During April noctule bats form mixed-sex colonies and can be found in tree holes, buildings and bat boxes. The groups break up in late spring. During the summer, males are solitary or form small bachelor groups. The females gather to create small maternity roosts, usually within a tree hollow.
Scientific name: Myotis daubentonii | Wingspan: 25cm | Body length: 45mm
Also known as the ‘water bat’, Daubenton’s use their tails and large feet to skim water taking prey from the surface. Have you seen a bat out in daylight over water? Well, chances are it was a Daubenton’s.
Usually, summer colonies are in humid sites near water. Such as bridges over canals and rivers, or in tunnels.
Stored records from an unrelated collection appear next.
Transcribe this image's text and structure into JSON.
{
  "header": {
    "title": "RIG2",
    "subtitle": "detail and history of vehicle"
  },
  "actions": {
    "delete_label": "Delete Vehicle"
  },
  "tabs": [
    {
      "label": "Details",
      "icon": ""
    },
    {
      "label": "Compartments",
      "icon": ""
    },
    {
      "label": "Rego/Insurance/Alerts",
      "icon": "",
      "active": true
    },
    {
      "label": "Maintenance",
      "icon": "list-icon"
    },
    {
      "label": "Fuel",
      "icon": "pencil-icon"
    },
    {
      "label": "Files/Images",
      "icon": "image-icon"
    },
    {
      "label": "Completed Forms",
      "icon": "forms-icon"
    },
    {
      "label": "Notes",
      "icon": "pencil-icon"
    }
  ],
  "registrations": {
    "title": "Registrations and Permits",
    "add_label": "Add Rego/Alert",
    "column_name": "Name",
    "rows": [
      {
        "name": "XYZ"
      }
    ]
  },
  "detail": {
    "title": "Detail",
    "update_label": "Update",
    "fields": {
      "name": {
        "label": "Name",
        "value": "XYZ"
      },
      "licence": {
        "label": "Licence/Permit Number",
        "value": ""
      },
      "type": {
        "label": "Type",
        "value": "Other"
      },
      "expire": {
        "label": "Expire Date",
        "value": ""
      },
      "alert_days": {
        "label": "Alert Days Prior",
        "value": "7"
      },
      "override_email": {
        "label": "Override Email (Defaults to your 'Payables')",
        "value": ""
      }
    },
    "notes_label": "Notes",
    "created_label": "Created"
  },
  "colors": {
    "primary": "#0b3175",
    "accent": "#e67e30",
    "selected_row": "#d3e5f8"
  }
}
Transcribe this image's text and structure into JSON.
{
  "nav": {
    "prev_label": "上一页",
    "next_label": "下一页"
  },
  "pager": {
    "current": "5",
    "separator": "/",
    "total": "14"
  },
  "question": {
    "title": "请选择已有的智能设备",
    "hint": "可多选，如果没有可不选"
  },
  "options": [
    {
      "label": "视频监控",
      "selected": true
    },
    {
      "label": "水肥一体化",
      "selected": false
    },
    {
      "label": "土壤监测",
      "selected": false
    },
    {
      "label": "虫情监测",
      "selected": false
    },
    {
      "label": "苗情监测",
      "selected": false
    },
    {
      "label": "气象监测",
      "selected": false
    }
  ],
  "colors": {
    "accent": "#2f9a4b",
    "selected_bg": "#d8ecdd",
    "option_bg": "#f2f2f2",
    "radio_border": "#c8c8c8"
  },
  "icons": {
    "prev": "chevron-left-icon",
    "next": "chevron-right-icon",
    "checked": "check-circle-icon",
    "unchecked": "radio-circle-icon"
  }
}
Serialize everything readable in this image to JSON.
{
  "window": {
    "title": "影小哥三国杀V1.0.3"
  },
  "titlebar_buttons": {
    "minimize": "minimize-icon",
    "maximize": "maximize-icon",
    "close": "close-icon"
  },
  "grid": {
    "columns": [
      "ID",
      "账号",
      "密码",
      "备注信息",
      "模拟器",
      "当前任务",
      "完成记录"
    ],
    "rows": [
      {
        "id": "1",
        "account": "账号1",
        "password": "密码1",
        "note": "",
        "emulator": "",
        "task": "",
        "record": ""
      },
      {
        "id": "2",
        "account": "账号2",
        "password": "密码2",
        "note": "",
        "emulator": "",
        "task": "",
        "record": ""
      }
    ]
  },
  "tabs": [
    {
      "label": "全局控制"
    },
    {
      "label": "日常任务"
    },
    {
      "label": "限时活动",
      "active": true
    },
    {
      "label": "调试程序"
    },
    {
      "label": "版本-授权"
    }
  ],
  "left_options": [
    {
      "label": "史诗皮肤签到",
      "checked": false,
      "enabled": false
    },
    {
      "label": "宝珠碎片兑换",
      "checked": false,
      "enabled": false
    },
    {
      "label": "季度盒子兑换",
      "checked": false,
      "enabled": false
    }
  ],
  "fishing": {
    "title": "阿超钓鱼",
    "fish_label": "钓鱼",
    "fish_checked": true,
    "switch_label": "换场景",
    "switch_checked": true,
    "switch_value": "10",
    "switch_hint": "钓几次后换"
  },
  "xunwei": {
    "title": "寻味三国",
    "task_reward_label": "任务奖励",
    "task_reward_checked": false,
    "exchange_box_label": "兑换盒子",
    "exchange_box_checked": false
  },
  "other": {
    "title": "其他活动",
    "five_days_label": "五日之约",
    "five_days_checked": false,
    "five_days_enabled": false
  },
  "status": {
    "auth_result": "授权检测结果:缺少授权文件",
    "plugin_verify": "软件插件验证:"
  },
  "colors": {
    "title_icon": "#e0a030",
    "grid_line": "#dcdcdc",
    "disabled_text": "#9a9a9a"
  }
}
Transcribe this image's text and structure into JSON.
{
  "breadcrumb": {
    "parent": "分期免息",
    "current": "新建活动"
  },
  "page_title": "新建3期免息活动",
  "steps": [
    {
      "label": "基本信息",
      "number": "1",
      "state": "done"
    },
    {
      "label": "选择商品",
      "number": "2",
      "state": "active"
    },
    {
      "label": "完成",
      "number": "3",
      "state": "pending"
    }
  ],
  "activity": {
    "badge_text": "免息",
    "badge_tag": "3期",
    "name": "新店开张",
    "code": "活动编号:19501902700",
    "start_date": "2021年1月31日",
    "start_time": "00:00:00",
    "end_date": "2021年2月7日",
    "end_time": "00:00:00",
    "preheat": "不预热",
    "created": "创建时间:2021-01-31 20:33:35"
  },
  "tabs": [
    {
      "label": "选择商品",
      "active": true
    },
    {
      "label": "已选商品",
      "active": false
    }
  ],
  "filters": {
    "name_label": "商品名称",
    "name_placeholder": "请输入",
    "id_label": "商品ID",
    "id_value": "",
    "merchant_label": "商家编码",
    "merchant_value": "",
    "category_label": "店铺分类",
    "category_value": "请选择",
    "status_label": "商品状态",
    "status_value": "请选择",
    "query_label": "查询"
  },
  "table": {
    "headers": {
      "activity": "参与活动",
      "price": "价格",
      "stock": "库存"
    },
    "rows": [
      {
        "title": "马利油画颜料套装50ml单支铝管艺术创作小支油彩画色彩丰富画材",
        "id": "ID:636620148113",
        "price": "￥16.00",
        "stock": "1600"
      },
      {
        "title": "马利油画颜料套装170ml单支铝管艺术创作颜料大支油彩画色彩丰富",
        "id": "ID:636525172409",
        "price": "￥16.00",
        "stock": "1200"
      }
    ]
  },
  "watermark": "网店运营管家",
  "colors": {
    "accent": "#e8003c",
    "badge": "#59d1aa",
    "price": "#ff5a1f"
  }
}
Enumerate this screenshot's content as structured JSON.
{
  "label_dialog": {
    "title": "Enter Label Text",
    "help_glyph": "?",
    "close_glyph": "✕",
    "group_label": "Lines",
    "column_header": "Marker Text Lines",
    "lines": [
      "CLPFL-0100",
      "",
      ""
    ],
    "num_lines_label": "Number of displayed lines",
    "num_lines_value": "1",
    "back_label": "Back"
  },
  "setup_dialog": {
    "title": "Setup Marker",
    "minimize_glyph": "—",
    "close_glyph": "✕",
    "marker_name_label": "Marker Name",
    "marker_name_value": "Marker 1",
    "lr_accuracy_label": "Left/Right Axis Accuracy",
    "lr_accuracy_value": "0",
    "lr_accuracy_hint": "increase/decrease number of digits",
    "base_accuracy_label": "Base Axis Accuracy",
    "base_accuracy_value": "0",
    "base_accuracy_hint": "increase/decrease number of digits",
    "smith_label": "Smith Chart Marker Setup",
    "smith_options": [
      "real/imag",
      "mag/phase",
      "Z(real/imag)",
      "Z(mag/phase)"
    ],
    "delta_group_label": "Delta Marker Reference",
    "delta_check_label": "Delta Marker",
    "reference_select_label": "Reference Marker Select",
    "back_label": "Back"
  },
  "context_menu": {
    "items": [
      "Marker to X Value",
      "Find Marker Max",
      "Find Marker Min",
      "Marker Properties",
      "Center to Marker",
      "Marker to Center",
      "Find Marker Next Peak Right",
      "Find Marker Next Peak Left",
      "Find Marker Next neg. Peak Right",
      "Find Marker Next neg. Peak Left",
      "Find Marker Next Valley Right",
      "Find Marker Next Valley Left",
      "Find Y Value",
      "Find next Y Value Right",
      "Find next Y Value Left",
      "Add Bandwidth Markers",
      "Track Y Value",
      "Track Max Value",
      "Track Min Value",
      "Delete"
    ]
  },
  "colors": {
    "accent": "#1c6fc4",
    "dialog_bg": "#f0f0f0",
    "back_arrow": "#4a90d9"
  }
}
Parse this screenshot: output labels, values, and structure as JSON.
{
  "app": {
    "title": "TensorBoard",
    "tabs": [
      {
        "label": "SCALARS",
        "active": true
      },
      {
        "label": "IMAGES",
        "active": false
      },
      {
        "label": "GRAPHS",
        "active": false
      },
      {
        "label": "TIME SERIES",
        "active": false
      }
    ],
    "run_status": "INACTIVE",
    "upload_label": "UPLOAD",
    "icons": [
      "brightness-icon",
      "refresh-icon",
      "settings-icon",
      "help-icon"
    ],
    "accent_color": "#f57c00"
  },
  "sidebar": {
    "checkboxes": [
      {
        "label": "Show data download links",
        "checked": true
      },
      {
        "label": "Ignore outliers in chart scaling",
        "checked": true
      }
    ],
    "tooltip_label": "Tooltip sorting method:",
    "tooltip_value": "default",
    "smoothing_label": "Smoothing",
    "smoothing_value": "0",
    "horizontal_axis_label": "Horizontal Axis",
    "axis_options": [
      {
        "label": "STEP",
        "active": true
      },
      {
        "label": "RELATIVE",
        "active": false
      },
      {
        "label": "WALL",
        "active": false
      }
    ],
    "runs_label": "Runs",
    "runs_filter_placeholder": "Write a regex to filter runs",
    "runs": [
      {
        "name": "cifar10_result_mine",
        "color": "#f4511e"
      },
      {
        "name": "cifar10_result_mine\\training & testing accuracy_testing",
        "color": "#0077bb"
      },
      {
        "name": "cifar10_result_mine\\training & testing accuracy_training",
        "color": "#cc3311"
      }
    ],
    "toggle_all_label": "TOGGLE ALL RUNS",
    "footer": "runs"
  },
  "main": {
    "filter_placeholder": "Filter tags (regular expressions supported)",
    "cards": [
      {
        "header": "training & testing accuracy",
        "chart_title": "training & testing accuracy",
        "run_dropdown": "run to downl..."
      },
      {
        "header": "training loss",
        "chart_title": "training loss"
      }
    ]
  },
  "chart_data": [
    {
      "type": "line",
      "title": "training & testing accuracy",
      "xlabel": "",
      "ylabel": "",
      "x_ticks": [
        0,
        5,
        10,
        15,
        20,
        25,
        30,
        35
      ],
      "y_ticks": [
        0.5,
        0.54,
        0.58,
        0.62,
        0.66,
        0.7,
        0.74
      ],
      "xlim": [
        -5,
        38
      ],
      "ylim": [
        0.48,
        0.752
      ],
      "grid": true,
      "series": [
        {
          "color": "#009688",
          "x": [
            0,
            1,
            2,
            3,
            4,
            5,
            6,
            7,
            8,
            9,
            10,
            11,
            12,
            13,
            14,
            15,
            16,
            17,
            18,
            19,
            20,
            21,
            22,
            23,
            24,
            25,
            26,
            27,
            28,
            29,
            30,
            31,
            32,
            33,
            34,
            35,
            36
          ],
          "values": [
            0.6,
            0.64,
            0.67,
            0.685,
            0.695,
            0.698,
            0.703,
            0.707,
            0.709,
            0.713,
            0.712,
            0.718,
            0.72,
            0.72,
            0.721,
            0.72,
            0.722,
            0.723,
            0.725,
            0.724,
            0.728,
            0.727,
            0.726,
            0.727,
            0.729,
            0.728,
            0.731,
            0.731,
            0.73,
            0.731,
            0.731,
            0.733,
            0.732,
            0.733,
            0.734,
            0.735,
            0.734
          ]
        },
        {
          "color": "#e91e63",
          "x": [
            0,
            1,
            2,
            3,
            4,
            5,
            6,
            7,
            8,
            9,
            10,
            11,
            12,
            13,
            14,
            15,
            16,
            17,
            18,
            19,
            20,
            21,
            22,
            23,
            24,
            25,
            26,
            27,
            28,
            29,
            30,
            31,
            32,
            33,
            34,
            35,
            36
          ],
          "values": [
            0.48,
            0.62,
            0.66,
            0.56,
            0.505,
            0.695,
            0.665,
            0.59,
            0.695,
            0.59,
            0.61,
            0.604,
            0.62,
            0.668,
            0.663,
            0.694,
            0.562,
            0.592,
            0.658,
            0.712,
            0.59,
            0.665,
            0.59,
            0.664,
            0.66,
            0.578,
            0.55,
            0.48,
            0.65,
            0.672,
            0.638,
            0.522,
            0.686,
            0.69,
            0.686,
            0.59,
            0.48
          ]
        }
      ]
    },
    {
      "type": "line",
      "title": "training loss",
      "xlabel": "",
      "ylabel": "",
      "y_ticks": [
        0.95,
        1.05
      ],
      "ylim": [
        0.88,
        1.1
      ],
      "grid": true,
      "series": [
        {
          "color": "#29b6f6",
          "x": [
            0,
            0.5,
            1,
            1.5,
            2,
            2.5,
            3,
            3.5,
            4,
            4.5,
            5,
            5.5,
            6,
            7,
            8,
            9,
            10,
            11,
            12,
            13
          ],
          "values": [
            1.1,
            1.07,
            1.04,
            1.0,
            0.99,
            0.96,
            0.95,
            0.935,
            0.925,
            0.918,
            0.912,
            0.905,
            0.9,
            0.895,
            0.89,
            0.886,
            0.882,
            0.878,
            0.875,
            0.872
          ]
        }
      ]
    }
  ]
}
A friendly bat species, Daubenton’s will happily and are tolerated in roosts formed by pipistrelle, noctule and brown long-eared bats.
With an average colony size of up to 200 in a maternity roost, young pups are suckled for 6 to 8 weeks, where they are then able to fully forage alone. Males or non-breeding females sometimes communal roosts. However, they have been known to join maternity colonies.
Daubenton’s bats can live for up to 22 years.
5. Brandt’s and Whiskered Bat
Scientific name: Myotis brandtii & Myotis mystacinus | Wingspan: 24cm | Body length: 40mm
Separated as individual species during the 1970s, these Myotis bats are very similar. Both are a small bat with the Brandt’s been slightly larger in size.
Emerging within 30 minutes of sunset, Brandt’s and Whiskered bats remain active throughout much of the night. A fast and fluttering flight of 20 metres high, they frequently hunt along a regular hedgerow or woodland route, Gliding briefly among in the canopy.
Whiskered and Brandt’s bats regularly use buildings to roost. A crevice dweller, they often use houses and buildings with stone walls and slate roofs.
Similarly to Daubenton’s, Both species may also roost with pipistrelles or long-eared bats.
6. Lesser Horseshoe
Scientific name: Rhinolophus hipposideros | Wingspan: 25cm | Body length: 45mm
The lesser horseshoe is one of the smallest bats in the UK. A classic upside down ‘hanging’ species, they wrap their wings around the body when sleeping. Easily distinguished from a complex noseleaf look.
Usually, the species are cave dwellers. However, summer colonies are now commonly found in the roofs of larger rural houses and stable blocks. Especially if a nearby cellar, cave or tunnel is available.
Following a period when the bats fly around within the roost testing the conditions outside, the Lesser Horseshoe finally emerges to forage about 30 minutes after sunset.
Flying at just five metres above ground level, large prey is generally taken back to a night roost. Meaning, feeding remains are often found in a pile below their favourite perches.
Mixed-sex maternity colonies of the lesser horseshoe bat are common, with up 20% of the group being male.
Want to learn more about bat species?
On the Bat conservation trust website, there are some in-depth factsheets about all Bats in the UK. You can also listen to how the sound via echolocation on the page.